But honestly, reviewing Wonder Girls’ performances on the major music shows isn’t very helpful, as none of them are set up for live instrumentation. Given that a hefty portion of the Wonder Girls’ comeback campaign has been reliant on promoting as musicians (they’re in a band now, did you hear?), to adequately review their comeback we need to see them performing live. And seeing as how they already admitted to not recording any of the instrumentation on their album, our only option is Yoo Hee Yeul’s Sketchbook.

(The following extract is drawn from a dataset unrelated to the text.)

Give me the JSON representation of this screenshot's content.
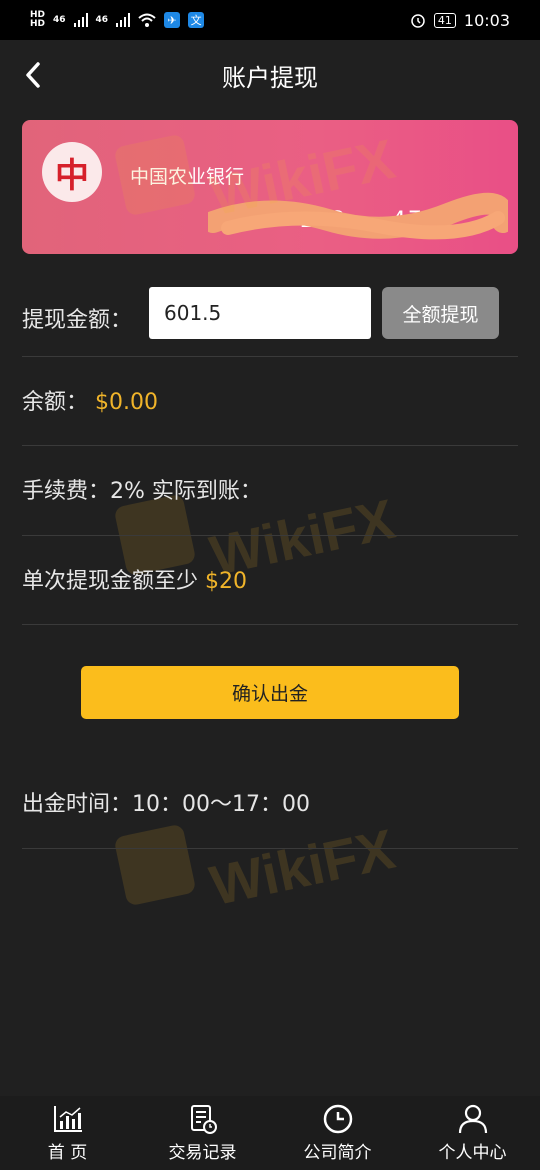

During the segment, Wonder Girls performed “Nobody,” “Tell Me,” a mashup of their teasers, and “I Feel You.” It should be immediately apparent from the song selection that Reboot was in no way ever envisioned as an album to be performed live. This should have been an opportunity for Wonder Girls to perform three or four of their best new songs. Instead, they brought out old material and had to rework their teaser segments to fill the time.

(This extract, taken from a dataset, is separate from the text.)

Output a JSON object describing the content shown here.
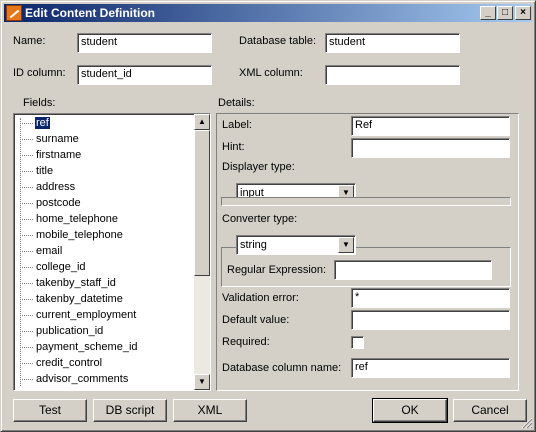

I can’t complain too much, however. The reworked version of the 2012 song “Nobody,” though a little toned down, a little slow, was actually a killer rendition. The Wonder Girls sounded great, and their instrumentation was spot on. The only thing missing from their performance was a little showmanship. They looked completely frozen on stage, maybe by nerves.

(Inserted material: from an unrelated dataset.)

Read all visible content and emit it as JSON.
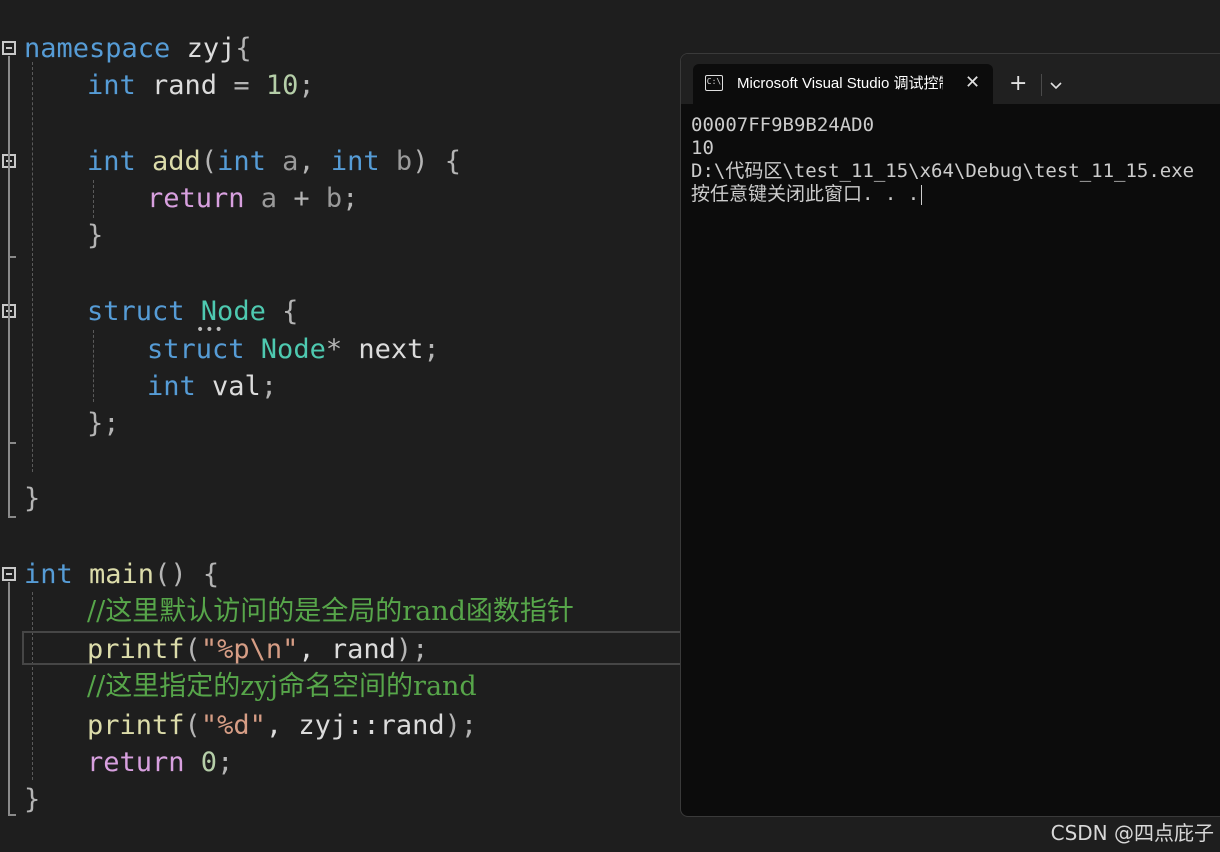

But “Tell Me” fixed that. The Wonder Girls used their 2007 hit song as a clever way to work a few instrumental solos into their performance. And rather than fumbling over their instruments, the Wonder Girls absolutely nailed it. After Sunmi finished her solo, a smile broke across her face. Then Hyerim hit her notes, and another smile and a nod to the rest of the group. Finally, they started to have some fun on stage! It wasn’t long after that Sunmi started strutting around the stage. It wasn’t much, just a few walk backs, but it made a huge difference. Finally, they started looking like a band instead of robots. Even the typically badass Yubin cracked a smile! And that confidence and joy was obvious as they began their interview segment.
The Wonder Girls were still riding high off their earlier success when they performed the teaser mashup, and they nailed that one too. Hyerim stole the show, but there’s a reason why the guitar player is so often the frontman of a group - their instrument is the loudest and most noticeable!
And then, the Wonder Girls performed their lead single from Reboot, “I Feel You.” Suddenly, it was very apparent that these rocker chicks were all wearing heels. Yeeun’s keyboard was replaced with a keytar, and Yubin was forced to play a drum set that belonged in a video game (so they could both dance along of course). The band concept gave way to a choreographed line dance involving instruments as props and plenty of hip thrusting. It felt ugly. It felt like an unfair reversion to women being treated like objects, women who had just spent the last fifteen minutes proving that they could rock.
But they were never supposed to rock too hard. They were never supposed to return and wow us with their transformation into mature, independent, adult women; they were supposed to return to exactly where they left off. Reboot is an album with a fun, ‘80s feel, but rather than a mature take on an old genre, JYP would have them return to childhood. They’re still the Wonder Girls, just not wonder women yet.